It’s a fact, that security consultants carrying out audits are going to see a common theme. There will always be a remediation element and the default line is that you need to segment. There will always be the need for user and micro-segmentation of high-value infrastructure in sections of the networks. Micro-segmentation is pretty hard to do without Zero Trust Networking (ZTN). ZTN is a very dynamic, and user-centric way of micro-segmentation, which is needed for high-value infrastructure which can’t be moved such as an AS/400. You can’t just pop an AS/400 in the cloud and expect everything to be ok.

 

  • Problems with traditional constructs

If we roll back the clock. VLANs were never used for segmentation. Their sole purpose was to device broadcast domains, to improve network performance. The segmentation piece came much later on. Access control policies were carried out on a port-by-port and VLAN-by-VLAN basis. This would involve the association of a VLAN with an IP subnet to enforce subnet control, regardless of who the users were.

Also, TCP/IP was designed in a “safer” world based on an implicit trust mode of operation. It has a “connect first and then authenticate second” approach. This implicit trust model can open you up to a number of compromises. ZTN changes this model and is all about “authenticate first and then connect”. It is based on the individual user, instead of the more traditional IP addresses and devices. In addition, firewall rules are binary and static. They simply state should this IP block have access to this network (Y/N). That’s not enough as today’s environment has become very diverse and distributed.

Let us face it. Traditional constructs have not kept pace or evolved with today’s security challenges. The perimeter is gone and as a result, we need to keep all services ghosted until efficient contextual policies have been granted.

 

zero trust networking

Diagram: Zero Trust Networking (ZTNA).

 

  • Organizational challenges

One of the main challenges customers have right now is that their environments are changing. They are moving to the cloud and to containerized environments. This surfaces many security questions, from an access control perspective. Especially in a hybrid infrastructure where you have traditional data centers with legacy systems, along with highly scalable systems all at the same time. An effective security posture is all about having a common way to enforce a policy-based control and contextual access policy around user and service access.

When organizations transition into these new environments they end up having to use multiple toolsets. These tool sets are not very contextual as to how they operate. For example, you may have amazon web services (AWS) security groups that define a group of IP address ranges that can gain access to a particular virtual private cloud (VPC). This isn’t very granular or has any associated identity or device recognition capability. Also, developers in these environments are massively titled and we struggle as to how we control them.

 

Trust and verify model vs Zero Trust Networking (ZTN)

If you look at how VPN has worked, you have this trust and verify model, you connect to the network and then you can be authorized. The problem with this approach is that you are already able to see a lot of the attack surface from an external perspective. This can potentially be used to move laterally around the infrastructure to access critical assets.

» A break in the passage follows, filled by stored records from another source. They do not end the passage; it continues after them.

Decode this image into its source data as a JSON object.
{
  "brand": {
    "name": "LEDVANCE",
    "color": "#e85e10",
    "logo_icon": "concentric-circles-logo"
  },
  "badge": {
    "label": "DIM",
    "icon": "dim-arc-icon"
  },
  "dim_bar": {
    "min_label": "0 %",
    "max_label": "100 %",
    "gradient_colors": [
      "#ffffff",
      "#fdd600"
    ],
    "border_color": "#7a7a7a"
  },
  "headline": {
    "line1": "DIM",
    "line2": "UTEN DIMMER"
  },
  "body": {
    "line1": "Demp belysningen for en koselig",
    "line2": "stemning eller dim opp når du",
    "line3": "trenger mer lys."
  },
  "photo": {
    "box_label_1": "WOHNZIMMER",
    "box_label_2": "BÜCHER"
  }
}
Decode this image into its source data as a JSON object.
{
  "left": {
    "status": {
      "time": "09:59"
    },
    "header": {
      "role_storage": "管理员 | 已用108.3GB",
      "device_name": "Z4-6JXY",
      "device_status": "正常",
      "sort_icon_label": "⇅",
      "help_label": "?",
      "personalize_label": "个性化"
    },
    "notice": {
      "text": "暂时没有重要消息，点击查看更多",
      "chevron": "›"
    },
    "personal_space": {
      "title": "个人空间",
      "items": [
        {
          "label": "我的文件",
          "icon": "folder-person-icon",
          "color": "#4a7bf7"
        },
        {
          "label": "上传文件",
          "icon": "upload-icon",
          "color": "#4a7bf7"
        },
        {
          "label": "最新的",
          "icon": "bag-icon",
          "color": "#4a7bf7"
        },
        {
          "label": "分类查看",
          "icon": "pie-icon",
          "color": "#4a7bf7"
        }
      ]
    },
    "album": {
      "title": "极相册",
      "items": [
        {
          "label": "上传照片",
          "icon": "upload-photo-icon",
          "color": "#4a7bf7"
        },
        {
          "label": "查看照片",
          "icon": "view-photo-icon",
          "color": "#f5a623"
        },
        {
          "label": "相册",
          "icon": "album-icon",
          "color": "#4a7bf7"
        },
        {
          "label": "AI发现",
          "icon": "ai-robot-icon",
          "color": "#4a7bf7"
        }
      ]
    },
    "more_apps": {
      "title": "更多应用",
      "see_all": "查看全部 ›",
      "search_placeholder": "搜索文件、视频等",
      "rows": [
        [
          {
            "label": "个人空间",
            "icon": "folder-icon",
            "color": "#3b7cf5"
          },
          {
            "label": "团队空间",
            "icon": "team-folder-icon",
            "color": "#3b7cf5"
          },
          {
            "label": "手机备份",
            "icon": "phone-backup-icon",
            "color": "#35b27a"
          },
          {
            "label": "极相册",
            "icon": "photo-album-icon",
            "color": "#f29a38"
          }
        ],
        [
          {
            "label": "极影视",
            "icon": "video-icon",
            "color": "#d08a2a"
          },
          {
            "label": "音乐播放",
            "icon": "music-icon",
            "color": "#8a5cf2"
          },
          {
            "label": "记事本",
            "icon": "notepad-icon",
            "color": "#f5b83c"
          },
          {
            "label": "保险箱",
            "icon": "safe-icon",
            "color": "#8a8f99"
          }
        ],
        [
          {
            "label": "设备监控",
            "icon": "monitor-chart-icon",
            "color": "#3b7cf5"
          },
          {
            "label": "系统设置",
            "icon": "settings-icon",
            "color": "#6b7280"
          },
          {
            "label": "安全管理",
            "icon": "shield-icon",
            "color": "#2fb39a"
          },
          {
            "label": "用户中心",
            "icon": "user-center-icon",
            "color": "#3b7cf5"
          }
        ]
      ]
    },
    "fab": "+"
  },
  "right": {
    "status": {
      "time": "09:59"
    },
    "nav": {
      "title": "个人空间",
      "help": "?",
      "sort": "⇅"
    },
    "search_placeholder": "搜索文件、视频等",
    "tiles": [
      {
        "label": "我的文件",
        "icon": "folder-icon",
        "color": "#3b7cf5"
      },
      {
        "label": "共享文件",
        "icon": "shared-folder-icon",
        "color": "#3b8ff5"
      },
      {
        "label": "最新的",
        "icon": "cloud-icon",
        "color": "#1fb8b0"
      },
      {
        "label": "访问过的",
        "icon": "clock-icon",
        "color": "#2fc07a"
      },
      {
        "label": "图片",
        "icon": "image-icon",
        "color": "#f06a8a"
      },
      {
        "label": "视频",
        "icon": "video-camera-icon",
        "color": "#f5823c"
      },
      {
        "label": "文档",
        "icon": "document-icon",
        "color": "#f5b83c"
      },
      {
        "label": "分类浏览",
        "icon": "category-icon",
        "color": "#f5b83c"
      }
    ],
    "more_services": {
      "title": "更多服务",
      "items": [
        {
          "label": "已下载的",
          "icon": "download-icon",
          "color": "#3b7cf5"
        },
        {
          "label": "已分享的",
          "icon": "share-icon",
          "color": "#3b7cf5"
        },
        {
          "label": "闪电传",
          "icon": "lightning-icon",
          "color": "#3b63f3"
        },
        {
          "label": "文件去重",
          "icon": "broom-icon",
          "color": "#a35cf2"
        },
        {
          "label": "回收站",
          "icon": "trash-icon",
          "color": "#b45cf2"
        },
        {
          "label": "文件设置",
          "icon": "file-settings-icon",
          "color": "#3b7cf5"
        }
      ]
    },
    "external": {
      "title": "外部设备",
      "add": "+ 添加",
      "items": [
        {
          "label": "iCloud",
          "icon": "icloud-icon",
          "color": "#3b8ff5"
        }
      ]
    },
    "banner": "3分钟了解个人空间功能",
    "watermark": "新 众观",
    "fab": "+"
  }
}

Zero trust networking capabilities are focused more on a contextual identity-based model. For example, who is the user, what are they doing, where are they coming in from, is their endpoint up to date from threat posture perspectives, and what is the rest of your environment saying about these endpoints? Once all this is done, they are entitled to communicate, which is similar to granting a conditional firewall rule which is based on a range of policies, not just a Y/N! i.e has there been a malware check at the last minute or been a 2-factor authentication process etc.

I envision a ZTN solution with a number of components. There will be a client which effectively communicates to a controller, and then there will be a gateway. The gateway acts as the enforcement point used to logically segment the infrastructure that you are looking to protect. The enforcement point could be in front of a specific set of applications or subnets that you want to segment.